↓↓↓

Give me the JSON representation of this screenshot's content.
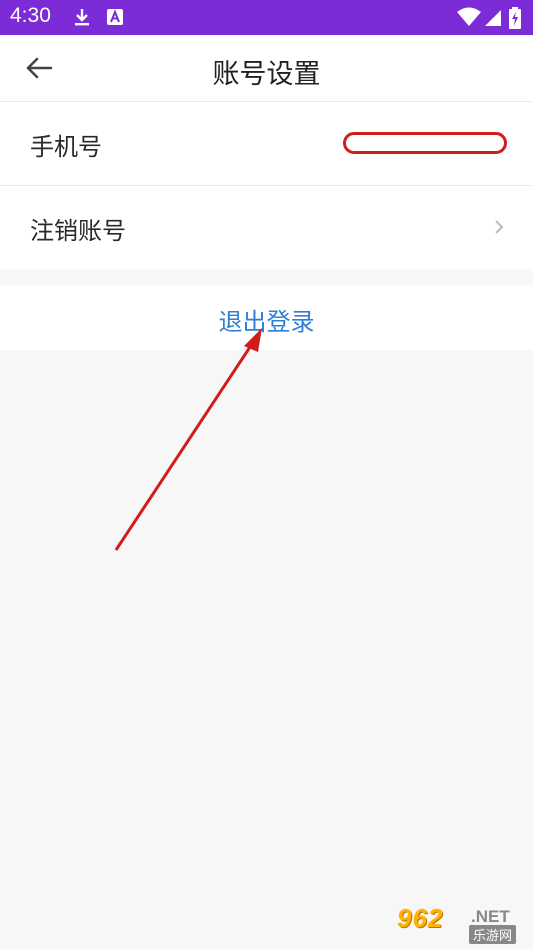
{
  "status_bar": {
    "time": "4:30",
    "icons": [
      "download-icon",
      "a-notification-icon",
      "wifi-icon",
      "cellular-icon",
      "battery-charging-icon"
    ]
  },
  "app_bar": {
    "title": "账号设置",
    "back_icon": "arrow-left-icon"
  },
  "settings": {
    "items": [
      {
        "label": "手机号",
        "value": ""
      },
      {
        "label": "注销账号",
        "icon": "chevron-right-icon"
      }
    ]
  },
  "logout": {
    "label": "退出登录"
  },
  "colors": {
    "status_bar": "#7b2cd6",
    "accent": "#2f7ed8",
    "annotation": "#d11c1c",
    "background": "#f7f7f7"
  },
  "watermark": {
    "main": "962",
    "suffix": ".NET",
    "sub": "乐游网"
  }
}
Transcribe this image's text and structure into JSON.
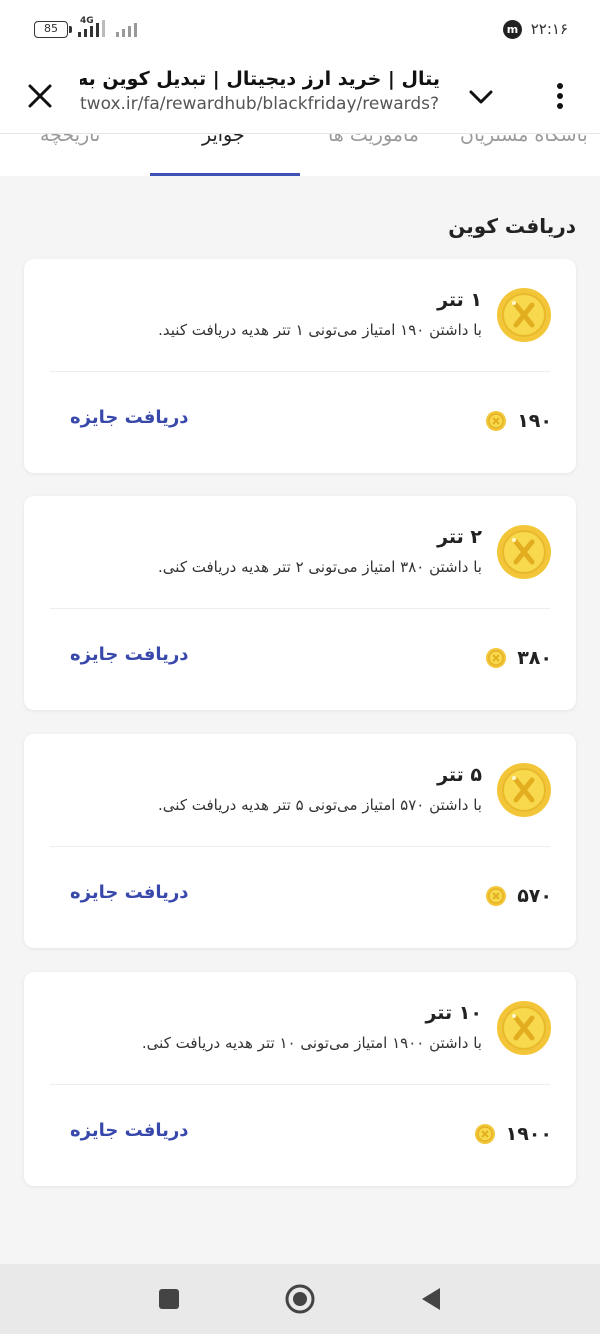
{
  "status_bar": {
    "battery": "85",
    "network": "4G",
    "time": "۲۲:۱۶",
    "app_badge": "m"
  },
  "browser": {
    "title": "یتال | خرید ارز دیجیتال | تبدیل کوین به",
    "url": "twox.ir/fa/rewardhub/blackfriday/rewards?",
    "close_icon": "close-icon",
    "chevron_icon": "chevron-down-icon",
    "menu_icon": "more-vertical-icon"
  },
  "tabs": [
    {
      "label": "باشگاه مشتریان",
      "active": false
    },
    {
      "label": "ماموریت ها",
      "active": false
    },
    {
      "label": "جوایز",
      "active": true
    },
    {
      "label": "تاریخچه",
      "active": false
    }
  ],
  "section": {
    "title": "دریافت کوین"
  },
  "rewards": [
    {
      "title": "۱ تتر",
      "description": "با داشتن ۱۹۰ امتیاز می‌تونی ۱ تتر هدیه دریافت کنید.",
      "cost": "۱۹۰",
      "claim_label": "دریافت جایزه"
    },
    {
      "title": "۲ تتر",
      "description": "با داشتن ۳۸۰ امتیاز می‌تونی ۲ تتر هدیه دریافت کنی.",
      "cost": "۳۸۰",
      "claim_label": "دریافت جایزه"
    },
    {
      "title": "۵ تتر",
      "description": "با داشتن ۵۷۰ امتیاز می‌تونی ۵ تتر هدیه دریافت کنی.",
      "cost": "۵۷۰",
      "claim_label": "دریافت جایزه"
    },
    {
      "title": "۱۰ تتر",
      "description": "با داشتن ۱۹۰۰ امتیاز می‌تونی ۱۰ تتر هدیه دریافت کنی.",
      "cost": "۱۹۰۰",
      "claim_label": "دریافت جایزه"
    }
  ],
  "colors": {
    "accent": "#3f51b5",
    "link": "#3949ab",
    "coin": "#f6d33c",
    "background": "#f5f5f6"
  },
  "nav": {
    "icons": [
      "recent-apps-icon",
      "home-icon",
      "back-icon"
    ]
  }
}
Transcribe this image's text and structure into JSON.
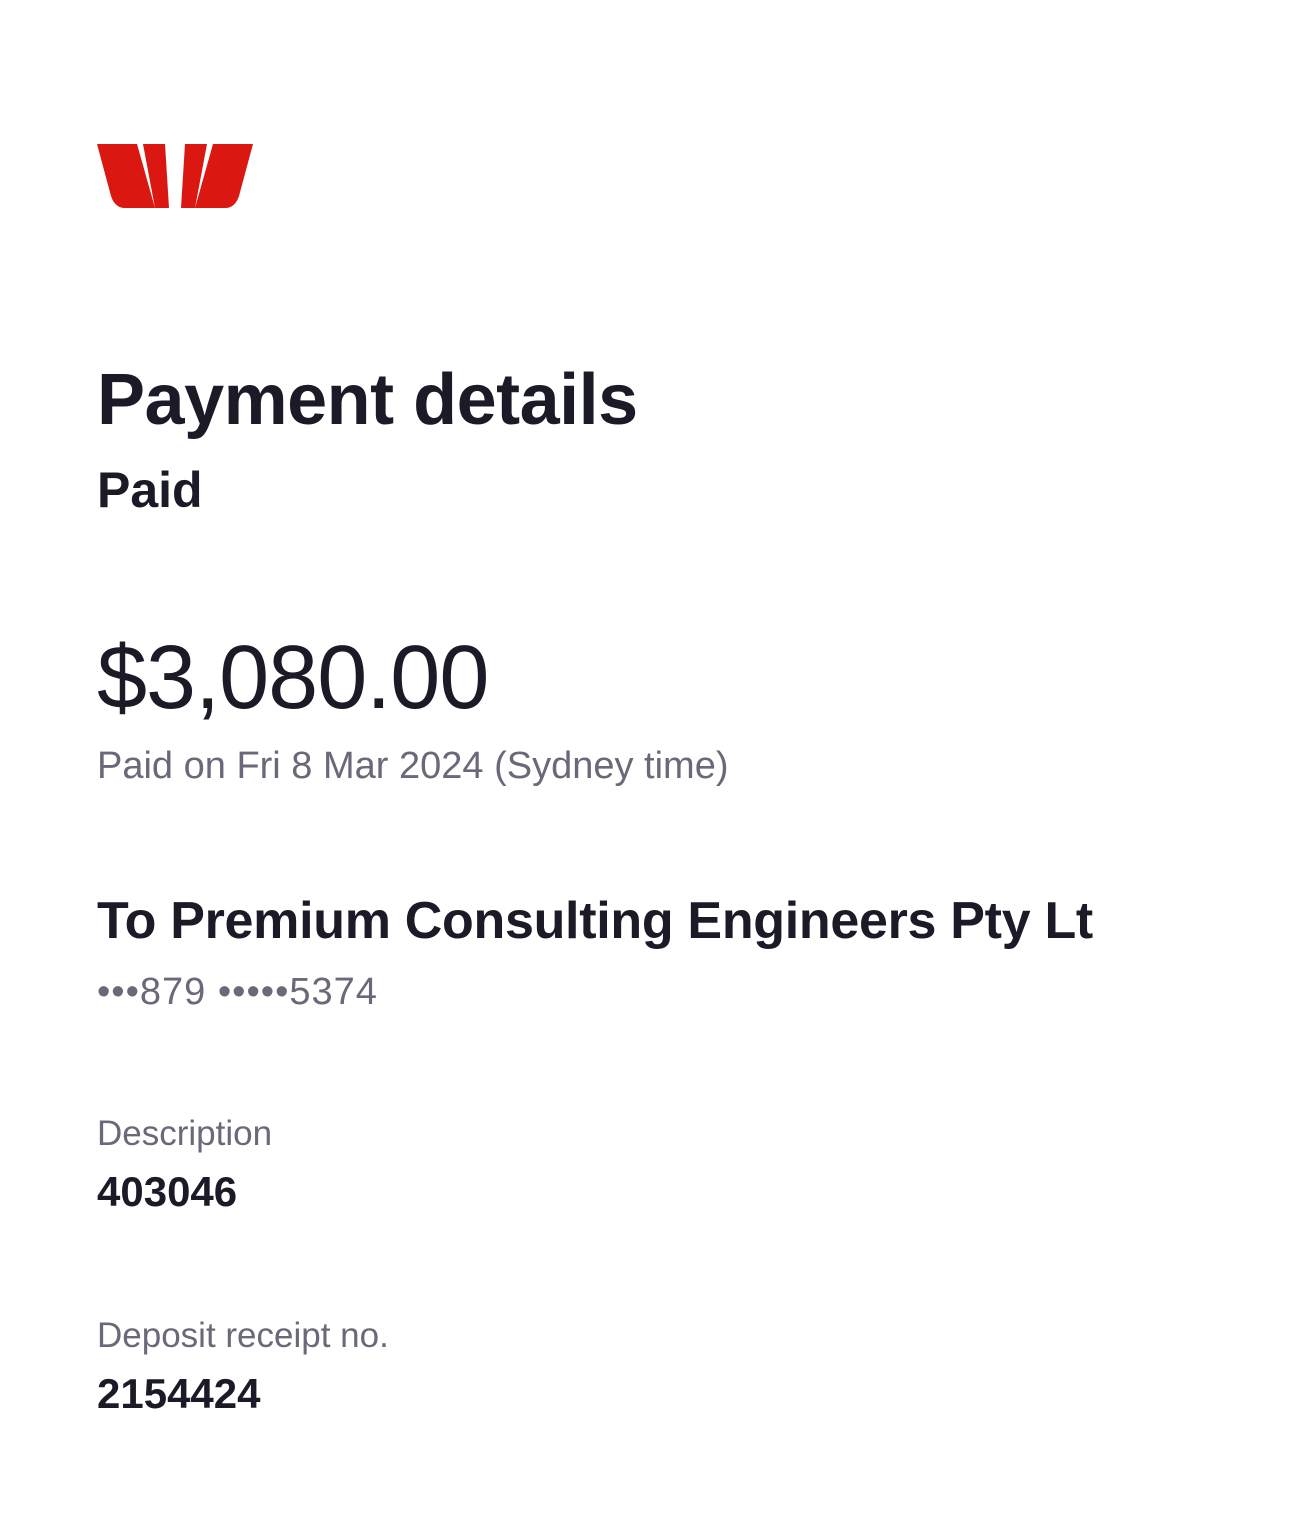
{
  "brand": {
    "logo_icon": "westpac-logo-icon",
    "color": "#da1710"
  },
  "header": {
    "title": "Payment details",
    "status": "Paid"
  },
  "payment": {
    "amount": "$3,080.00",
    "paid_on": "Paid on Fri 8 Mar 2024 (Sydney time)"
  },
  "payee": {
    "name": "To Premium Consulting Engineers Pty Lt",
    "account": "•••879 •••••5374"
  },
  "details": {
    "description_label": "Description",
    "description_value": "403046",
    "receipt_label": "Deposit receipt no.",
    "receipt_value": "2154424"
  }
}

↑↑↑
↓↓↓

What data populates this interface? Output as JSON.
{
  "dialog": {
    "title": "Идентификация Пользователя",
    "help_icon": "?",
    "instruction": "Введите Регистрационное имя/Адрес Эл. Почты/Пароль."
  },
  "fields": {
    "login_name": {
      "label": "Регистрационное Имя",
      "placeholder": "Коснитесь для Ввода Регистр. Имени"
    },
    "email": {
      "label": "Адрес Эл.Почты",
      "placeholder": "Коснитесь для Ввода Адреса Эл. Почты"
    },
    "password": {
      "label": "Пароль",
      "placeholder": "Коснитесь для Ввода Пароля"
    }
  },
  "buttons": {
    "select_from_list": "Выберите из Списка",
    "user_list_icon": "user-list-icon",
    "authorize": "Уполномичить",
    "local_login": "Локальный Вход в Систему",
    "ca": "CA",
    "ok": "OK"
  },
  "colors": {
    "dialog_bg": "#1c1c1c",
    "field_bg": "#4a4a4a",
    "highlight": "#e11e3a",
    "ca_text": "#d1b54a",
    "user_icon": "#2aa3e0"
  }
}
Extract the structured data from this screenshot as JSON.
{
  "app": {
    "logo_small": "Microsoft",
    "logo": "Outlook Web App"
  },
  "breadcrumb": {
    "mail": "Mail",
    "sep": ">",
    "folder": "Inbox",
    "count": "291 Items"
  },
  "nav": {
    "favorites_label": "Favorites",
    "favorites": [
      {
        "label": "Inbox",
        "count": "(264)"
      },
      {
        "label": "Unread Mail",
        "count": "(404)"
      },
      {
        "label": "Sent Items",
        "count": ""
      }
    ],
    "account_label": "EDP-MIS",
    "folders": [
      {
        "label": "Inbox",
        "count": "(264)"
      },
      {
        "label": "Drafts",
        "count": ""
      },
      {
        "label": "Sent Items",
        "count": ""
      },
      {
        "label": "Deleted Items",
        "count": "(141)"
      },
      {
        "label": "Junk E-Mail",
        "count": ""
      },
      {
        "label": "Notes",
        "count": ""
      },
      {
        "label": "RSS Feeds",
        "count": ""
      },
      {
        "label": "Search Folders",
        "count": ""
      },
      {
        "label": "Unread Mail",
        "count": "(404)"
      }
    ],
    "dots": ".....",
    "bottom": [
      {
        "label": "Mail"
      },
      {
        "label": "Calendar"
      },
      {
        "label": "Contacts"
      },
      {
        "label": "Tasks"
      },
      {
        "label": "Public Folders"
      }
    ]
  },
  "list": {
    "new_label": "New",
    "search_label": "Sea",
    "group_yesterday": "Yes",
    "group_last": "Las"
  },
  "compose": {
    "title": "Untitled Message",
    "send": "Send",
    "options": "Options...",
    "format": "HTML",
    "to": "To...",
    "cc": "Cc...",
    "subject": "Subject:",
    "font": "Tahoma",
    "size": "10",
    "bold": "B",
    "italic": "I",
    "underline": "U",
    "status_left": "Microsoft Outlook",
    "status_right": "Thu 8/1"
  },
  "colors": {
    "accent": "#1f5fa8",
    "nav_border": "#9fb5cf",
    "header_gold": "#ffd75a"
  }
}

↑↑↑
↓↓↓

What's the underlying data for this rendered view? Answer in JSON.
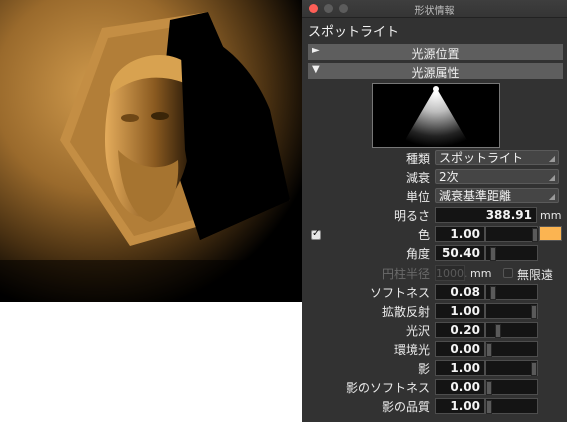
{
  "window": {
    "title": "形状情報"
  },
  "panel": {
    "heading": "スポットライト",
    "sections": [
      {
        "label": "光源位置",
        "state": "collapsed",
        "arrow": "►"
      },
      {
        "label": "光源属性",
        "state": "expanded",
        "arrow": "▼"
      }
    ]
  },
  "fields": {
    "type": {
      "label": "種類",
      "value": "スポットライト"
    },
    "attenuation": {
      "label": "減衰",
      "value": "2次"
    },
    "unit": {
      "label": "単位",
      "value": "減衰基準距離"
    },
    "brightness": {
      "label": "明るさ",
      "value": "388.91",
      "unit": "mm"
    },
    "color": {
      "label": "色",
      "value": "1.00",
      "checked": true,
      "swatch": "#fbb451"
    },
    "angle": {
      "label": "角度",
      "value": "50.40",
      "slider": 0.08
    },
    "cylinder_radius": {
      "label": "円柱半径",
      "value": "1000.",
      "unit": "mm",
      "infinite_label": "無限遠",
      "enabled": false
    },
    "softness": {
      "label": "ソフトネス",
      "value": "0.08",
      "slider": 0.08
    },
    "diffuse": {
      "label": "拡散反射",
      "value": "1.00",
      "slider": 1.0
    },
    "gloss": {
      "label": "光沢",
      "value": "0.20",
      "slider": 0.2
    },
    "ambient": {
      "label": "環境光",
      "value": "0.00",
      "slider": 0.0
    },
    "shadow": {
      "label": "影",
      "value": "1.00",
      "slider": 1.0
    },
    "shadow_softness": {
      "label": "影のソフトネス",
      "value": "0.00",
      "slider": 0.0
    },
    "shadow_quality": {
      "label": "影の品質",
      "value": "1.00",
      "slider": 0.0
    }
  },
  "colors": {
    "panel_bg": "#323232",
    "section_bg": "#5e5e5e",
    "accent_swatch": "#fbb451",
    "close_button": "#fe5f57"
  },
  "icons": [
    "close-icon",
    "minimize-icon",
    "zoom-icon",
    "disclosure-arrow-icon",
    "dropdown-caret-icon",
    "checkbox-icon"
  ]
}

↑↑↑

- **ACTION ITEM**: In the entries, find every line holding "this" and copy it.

- **WORKED SOLUTION**:
Give me the JSON representation of this screenshot's content.
Transcribe this image's text and structure into JSON.
Transcribe this image's text and structure into JSON.
What data populates this interface? Output as JSON.
Extract the structured data from this screenshot as JSON.
What's the underlying data for this rendered view? Answer in JSON.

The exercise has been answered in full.